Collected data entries
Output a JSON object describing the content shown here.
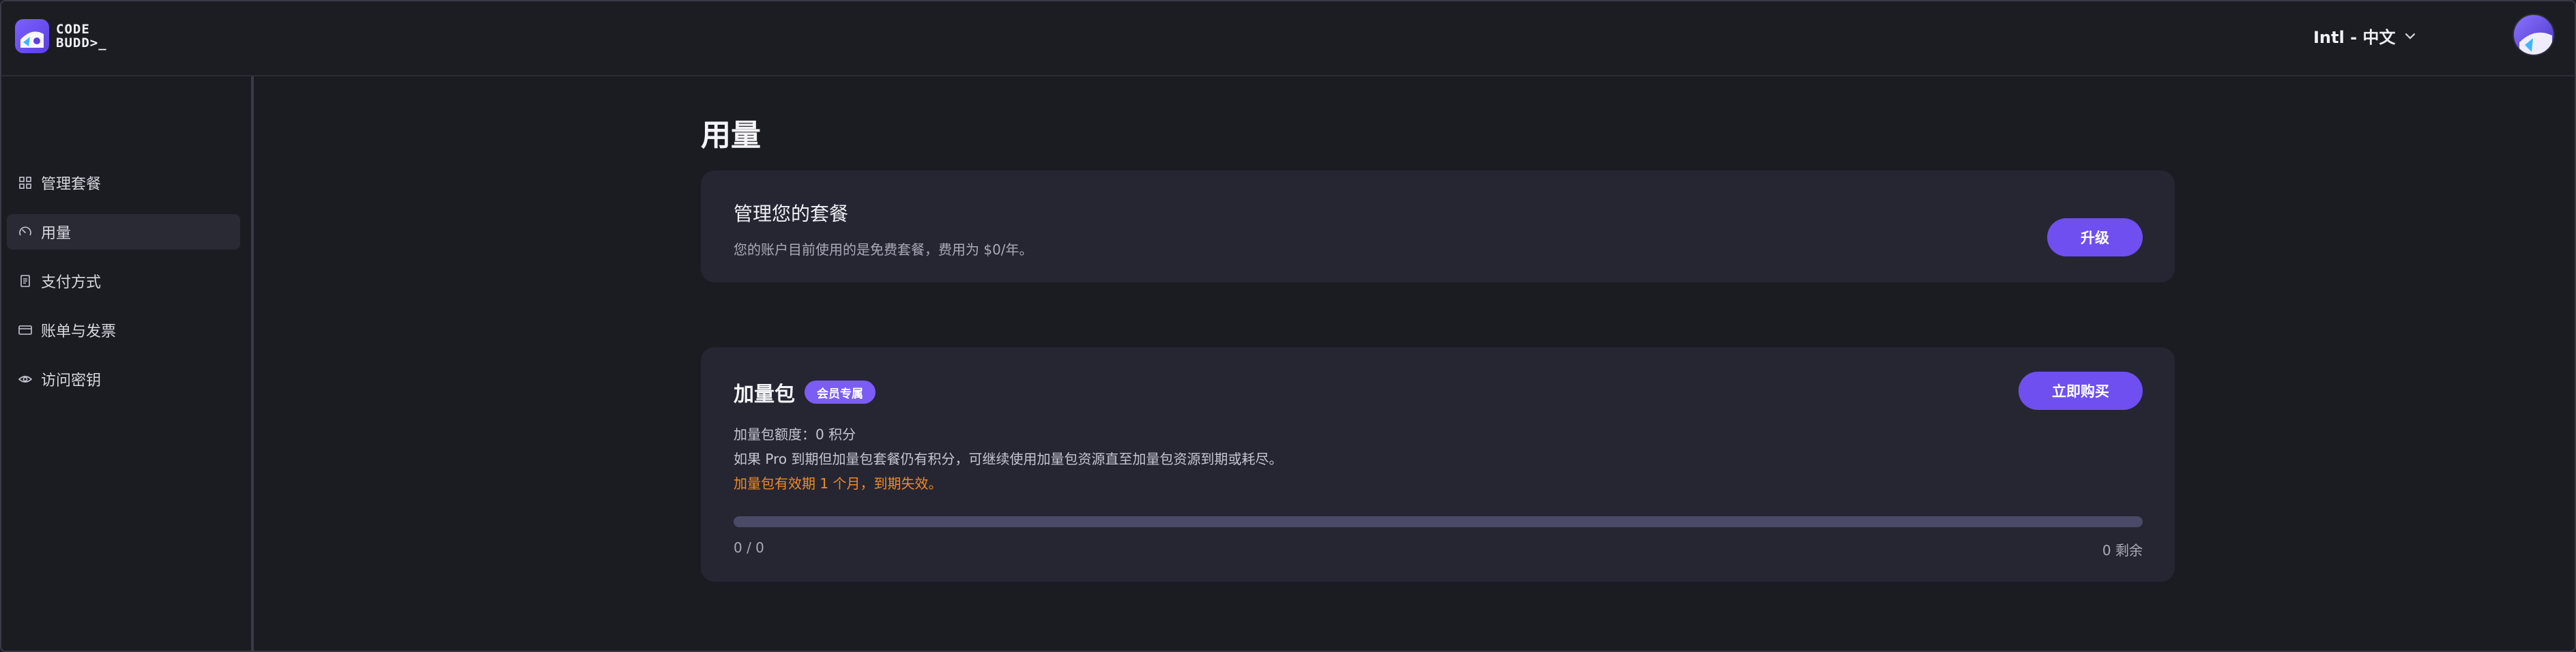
{
  "header": {
    "logo_line1": "CODE",
    "logo_line2": "BUDD>_",
    "language": "Intl - 中文",
    "icons": [
      "logo-icon",
      "chevron-down-icon",
      "avatar-icon"
    ]
  },
  "sidebar": {
    "items": [
      {
        "label": "管理套餐",
        "icon": "grid-icon"
      },
      {
        "label": "用量",
        "icon": "gauge-icon",
        "active": true
      },
      {
        "label": "支付方式",
        "icon": "receipt-icon"
      },
      {
        "label": "账单与发票",
        "icon": "card-icon"
      },
      {
        "label": "访问密钥",
        "icon": "eye-icon"
      }
    ]
  },
  "main": {
    "title": "用量",
    "plan_card": {
      "title": "管理您的套餐",
      "subtitle": "您的账户目前使用的是免费套餐，费用为 $0/年。",
      "upgrade_label": "升级"
    },
    "addon_card": {
      "title": "加量包",
      "badge": "会员专属",
      "buy_label": "立即购买",
      "quota_line": "加量包额度：0 积分",
      "info_line": "如果 Pro 到期但加量包套餐仍有积分，可继续使用加量包资源直至加量包资源到期或耗尽。",
      "warning_line": "加量包有效期 1 个月，到期失效。",
      "progress_text": "0 / 0",
      "remaining_text": "0 剩余",
      "progress_fraction": 0
    }
  },
  "colors": {
    "accent": "#6f4ff0",
    "warning": "#f08a24",
    "card_bg": "#262633",
    "page_bg": "#1b1b22"
  }
}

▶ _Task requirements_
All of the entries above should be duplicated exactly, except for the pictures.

▶ _Response area_
Output a JSON object describing the content shown here.
{
  "header": {
    "logo_line1": "CODE",
    "logo_line2": "BUDD>_",
    "language": "Intl - 中文",
    "icons": [
      "logo-icon",
      "chevron-down-icon",
      "avatar-icon"
    ]
  },
  "sidebar": {
    "items": [
      {
        "label": "管理套餐",
        "icon": "grid-icon"
      },
      {
        "label": "用量",
        "icon": "gauge-icon",
        "active": true
      },
      {
        "label": "支付方式",
        "icon": "receipt-icon"
      },
      {
        "label": "账单与发票",
        "icon": "card-icon"
      },
      {
        "label": "访问密钥",
        "icon": "eye-icon"
      }
    ]
  },
  "main": {
    "title": "用量",
    "plan_card": {
      "title": "管理您的套餐",
      "subtitle": "您的账户目前使用的是免费套餐，费用为 $0/年。",
      "upgrade_label": "升级"
    },
    "addon_card": {
      "title": "加量包",
      "badge": "会员专属",
      "buy_label": "立即购买",
      "quota_line": "加量包额度：0 积分",
      "info_line": "如果 Pro 到期但加量包套餐仍有积分，可继续使用加量包资源直至加量包资源到期或耗尽。",
      "warning_line": "加量包有效期 1 个月，到期失效。",
      "progress_text": "0 / 0",
      "remaining_text": "0 剩余",
      "progress_fraction": 0
    }
  },
  "colors": {
    "accent": "#6f4ff0",
    "warning": "#f08a24",
    "card_bg": "#262633",
    "page_bg": "#1b1b22"
  }
}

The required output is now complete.